8) Hang sexy top next to last year's sexy top, which was never worn because it didn't feel like you.
9) Remember you are recovering people-pleaser and tell self people will have to accept you for who you are.  You are YOU.  You are authentic.
10) Notice wardrobe contains only black pants, black Capris, black shorts and earth tone tops. Wonder if you really have to be that authentic.
11) Apply wrinkle cream before bed.


1) Wake up and generously apply wrinkle cream.
2) Stare into closet with glazed expression.
3) Call blogging friend to talk about how you really should be packing.
4) Drag unhappy kids back to boutique to purchase trendy, uncomfortable shoes to draw attention away from black pants and earth tone tops.
5) Engage in pre-flying obsessive/compulsive thinking.
6) Kiss the kids goodnight and attempt to ignore thoughts of a fiery plane crash death.
7) Call blogging friend to talk about how you really should be packing.
8) Try on pointy uncomfortable shoes.
9) Fall down.
10) Stay up too late writing a blog post about going to blogging conferences.
11) Apply wrinkle cream.


1) Open empty suitcase.
2) Remember all the laundry is dirty. 
3) Start laundry. 
4) Call blogging friend to talk about how you really should be packing.
5) Take clean clothes from dryer and stuff into suitcase.
6) Pack enough shoes for a one month stay.
7) Ponder luggage weight limit.  Shrug and leave everything in suitcase.
8) Apply wrinkle cream generously.
9) Get into bed and lie with eyes open until alarm goes off.

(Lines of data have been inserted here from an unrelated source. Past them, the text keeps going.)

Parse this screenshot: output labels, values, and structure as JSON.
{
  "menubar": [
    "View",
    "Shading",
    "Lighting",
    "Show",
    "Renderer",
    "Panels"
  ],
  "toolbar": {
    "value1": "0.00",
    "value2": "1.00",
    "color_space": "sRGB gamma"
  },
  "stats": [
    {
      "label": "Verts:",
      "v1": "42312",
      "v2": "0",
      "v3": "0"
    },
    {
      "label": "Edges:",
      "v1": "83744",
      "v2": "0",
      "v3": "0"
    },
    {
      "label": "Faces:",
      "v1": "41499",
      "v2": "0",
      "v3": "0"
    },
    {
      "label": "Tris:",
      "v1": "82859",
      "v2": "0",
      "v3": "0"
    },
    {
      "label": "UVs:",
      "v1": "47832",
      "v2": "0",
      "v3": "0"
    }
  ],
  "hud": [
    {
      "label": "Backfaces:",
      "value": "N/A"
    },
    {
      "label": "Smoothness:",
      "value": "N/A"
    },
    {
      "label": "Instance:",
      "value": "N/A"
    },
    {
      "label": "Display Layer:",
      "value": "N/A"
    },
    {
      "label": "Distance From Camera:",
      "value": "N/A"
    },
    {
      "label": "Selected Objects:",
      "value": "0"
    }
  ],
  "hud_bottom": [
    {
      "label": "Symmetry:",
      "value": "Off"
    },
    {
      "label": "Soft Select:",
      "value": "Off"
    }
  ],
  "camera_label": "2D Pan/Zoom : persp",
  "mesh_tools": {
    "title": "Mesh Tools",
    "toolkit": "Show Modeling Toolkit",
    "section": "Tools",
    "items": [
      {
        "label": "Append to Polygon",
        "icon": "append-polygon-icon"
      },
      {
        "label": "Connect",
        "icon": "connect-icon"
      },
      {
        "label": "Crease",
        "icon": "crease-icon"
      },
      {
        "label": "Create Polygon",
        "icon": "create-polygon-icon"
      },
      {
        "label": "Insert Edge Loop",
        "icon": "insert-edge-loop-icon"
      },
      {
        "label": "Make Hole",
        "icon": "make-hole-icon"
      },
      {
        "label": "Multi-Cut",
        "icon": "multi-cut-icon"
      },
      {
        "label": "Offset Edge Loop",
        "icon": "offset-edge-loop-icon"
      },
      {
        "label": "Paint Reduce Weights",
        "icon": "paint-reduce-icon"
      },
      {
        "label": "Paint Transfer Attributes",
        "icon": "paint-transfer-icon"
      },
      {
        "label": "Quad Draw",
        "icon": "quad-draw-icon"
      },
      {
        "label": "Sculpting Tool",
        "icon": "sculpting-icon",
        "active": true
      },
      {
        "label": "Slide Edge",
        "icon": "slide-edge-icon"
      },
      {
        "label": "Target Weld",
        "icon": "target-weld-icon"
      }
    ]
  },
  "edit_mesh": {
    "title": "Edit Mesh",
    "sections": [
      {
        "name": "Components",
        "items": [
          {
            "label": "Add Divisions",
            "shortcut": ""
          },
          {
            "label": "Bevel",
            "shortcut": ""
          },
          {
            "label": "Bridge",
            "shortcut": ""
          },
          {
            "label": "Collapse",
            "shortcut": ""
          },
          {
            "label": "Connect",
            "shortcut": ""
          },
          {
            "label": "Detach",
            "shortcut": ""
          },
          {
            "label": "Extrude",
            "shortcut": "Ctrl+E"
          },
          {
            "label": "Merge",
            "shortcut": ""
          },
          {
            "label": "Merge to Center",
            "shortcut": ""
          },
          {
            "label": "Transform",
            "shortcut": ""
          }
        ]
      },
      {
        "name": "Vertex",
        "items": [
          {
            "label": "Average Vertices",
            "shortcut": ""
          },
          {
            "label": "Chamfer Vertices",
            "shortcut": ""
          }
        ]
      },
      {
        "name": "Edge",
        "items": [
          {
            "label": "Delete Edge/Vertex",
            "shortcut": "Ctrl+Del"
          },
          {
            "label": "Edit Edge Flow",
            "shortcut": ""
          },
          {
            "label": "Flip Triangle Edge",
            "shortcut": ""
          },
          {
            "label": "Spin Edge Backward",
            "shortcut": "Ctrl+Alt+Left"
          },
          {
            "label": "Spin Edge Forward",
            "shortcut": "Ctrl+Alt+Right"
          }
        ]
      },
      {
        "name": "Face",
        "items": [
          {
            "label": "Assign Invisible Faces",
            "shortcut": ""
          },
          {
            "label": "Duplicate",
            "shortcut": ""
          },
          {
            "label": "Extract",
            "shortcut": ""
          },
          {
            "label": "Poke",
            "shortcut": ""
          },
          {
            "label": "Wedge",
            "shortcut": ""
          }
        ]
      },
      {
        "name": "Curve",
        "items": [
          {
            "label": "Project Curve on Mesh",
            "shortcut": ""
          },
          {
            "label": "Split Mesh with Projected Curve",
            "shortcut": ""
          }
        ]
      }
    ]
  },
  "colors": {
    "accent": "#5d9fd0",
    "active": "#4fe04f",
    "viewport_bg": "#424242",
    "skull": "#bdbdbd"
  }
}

1) Apply wrinkle cream.
2) Fend off flying jitters with thoughts of how much more talented/funny/popular everyone else is than you.
3) Totter off plane in trendy, uncomfortable shoes.
4) Purchase band-aids for blisters.
5) Enter hotel wearing mask of bored self-confidence.
6) Flee to room and apply wrinkle cream.
7) Stare with glazed expression at clothes in suitcase.
8) Try on sexy top. 
9) Discard sexy top and pointy shoes.
10) Wear black pants, earth tone top and sensible shoes.
11) Take deep breath.
12) Enter conference with mask of bored self-confidence.
13) See a friend.
14) Realize it is all going to be okay.